Being Safe With Acetaminophen
Acetaminophen is the most widely used pain relief drug in the country: It’s an active ingredient in more than 600 different types of medicines. But acetaminophen can be especially dangerous when you take more than the recommended dose. It can cause serious liver damage, which can lead to liver failure and even death. And you may be at higher risk if you have liver disease or have more than three drinks of alcohol a day.
So it’s especially important to check all labels carefully to make sure acetaminophen is not an ingredient in more than one drug you’re taking. On some labels, acetaminophen may be listed as “APAP.” And if you’re traveling, be aware that acetaminophen is called paracetamol in some other countries, including the U.K.

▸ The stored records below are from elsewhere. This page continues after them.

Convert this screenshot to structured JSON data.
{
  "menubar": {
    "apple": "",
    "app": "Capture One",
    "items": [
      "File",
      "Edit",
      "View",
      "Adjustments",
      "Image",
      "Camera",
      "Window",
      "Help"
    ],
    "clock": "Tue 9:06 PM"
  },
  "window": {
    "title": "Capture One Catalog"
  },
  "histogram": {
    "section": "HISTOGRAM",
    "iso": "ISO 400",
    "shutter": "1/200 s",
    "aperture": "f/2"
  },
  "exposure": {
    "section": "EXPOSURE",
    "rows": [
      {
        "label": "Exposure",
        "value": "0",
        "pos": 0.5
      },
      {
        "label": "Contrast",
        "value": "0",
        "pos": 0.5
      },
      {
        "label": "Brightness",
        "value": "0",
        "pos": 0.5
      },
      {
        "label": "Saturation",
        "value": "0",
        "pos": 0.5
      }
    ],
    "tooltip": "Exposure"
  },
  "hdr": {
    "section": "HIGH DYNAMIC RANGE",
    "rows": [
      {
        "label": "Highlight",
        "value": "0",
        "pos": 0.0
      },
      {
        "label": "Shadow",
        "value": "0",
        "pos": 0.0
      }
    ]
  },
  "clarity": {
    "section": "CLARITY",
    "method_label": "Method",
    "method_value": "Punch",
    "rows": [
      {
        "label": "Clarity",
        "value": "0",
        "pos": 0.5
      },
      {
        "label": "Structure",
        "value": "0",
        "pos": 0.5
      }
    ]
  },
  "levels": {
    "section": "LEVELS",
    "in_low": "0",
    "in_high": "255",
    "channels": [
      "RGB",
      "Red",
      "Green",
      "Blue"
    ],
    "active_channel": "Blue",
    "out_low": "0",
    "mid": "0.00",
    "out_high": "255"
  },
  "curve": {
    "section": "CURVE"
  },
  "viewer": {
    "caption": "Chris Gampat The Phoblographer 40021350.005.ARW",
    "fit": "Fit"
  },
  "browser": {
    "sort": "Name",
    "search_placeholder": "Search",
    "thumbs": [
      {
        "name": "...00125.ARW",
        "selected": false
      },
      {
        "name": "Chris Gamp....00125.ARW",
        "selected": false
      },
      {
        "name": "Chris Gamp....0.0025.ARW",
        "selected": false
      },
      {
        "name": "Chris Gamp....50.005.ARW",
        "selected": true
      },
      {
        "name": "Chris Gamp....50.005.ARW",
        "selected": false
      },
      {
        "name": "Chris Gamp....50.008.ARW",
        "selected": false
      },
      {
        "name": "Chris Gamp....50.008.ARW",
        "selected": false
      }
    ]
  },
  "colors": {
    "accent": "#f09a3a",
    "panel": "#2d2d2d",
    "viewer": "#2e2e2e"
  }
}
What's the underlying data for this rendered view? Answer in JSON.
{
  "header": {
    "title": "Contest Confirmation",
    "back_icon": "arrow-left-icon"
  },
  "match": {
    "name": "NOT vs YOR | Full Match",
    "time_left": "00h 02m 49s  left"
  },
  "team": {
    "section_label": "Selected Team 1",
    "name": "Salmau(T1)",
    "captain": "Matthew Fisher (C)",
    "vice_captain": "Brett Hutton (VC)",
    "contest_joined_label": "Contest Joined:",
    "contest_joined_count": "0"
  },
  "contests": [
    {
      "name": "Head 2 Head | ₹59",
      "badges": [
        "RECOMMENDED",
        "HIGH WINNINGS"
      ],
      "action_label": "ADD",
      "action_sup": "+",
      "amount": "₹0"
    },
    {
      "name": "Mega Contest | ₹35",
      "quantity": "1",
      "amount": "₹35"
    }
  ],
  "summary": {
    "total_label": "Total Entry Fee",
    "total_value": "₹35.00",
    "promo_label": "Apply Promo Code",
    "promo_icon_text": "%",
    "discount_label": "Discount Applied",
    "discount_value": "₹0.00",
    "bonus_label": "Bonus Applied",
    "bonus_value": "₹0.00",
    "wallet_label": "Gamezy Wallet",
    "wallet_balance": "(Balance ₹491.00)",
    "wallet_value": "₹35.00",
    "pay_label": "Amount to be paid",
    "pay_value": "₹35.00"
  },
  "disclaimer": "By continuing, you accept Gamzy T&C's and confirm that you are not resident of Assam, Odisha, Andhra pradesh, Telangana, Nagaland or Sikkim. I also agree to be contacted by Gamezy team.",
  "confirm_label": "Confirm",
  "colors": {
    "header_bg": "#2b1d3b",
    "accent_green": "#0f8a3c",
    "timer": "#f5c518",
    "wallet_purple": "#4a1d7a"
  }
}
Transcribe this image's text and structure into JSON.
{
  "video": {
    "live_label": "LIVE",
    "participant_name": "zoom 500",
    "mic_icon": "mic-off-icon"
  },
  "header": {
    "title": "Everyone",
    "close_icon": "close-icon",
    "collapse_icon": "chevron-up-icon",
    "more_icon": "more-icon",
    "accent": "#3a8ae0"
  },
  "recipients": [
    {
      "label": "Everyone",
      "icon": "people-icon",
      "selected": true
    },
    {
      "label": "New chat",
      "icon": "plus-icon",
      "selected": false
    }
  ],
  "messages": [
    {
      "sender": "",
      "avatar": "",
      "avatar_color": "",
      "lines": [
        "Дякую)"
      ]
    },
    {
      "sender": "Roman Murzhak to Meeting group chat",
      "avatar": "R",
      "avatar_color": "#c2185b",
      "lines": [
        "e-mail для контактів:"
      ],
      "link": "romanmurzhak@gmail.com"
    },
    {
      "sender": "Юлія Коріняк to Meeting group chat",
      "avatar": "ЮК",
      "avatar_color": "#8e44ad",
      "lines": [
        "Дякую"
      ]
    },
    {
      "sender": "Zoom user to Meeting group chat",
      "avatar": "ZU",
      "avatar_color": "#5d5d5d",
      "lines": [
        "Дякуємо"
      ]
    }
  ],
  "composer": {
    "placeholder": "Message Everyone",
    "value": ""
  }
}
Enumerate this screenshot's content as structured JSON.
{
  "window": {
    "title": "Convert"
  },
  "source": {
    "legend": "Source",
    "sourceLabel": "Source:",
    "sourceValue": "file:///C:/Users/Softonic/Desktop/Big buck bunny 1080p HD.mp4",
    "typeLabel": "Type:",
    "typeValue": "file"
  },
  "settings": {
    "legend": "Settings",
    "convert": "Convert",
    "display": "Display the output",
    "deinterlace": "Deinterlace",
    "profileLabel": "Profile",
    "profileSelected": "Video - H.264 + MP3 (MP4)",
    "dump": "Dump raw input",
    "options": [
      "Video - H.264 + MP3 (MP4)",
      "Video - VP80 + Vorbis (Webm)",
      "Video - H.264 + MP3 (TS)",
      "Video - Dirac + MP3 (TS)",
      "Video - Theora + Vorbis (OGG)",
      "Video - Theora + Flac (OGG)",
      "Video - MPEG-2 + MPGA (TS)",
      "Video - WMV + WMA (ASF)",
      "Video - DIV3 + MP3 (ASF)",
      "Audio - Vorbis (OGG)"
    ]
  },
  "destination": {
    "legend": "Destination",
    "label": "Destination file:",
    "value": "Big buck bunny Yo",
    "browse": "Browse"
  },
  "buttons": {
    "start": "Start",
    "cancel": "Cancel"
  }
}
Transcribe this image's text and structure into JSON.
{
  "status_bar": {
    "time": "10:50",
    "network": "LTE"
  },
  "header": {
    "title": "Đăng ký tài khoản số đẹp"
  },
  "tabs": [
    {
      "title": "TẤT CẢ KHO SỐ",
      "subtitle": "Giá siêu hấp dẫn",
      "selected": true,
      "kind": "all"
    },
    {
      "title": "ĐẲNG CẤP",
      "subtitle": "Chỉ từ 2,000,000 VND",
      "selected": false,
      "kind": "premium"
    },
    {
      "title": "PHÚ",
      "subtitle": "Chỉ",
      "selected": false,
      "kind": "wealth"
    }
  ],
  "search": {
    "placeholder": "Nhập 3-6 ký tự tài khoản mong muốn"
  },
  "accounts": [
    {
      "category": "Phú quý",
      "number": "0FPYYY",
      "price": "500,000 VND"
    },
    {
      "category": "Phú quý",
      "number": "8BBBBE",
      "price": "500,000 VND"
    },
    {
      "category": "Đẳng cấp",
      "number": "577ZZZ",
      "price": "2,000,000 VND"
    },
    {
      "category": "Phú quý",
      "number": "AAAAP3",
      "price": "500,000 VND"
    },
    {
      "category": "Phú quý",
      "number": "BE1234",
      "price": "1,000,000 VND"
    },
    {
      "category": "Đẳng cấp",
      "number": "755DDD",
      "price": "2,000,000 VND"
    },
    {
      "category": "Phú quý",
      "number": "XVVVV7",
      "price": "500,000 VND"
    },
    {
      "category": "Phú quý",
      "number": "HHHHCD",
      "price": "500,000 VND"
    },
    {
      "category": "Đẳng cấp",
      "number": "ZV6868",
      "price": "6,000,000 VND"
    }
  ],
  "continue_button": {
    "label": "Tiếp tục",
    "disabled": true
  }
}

Being Safe With NSAIDs
NSAIDs are safe for most people when taken at the right dose for a short period. However, they can increase risk for serious stomach bleeding. The risk is increased in people with a previous history of stomach bleeding, who are older than 60, who drink three or more alcoholic drinks a day, or if you are taking blood thinners or corticosteroids such as prednisone.
NSAIDs may also increase the risk for heart attack and stroke. Children should not take aspirin products because they can lead to Reye's syndrome, a rare but life-threatening condition.
In Case of Overdose
If you think you’ve taken too much of any OTC pain reliever, call your doctor or seek medical help right away. Signs and symptoms may not be noticeable right away. Symptoms of an overdose include:
- Nausea or vomiting
- Burning in the throat or stomach
- Pain in the stomach
- Fast eye movements
- Bleeding or bruising
- Yellowing of the eyes or skin
4 Simple Rules for Drug Safety
OTC pain relievers are meant to help you, and as long as you take them as directed, they can provide safe and effective pain and fever relief. To prevent an overdose of any OTC medication, follow these four safety tips:
- Read all labels.
- Always take medicine as directed. Never take medicine in larger doses or for a longer time than directed.
- Talk with your doctor before changing the dose of any medicines.
- If you have any questions about how to use a pain reliever or how much to take, play it safe and talk with your doctor or pharmacist first.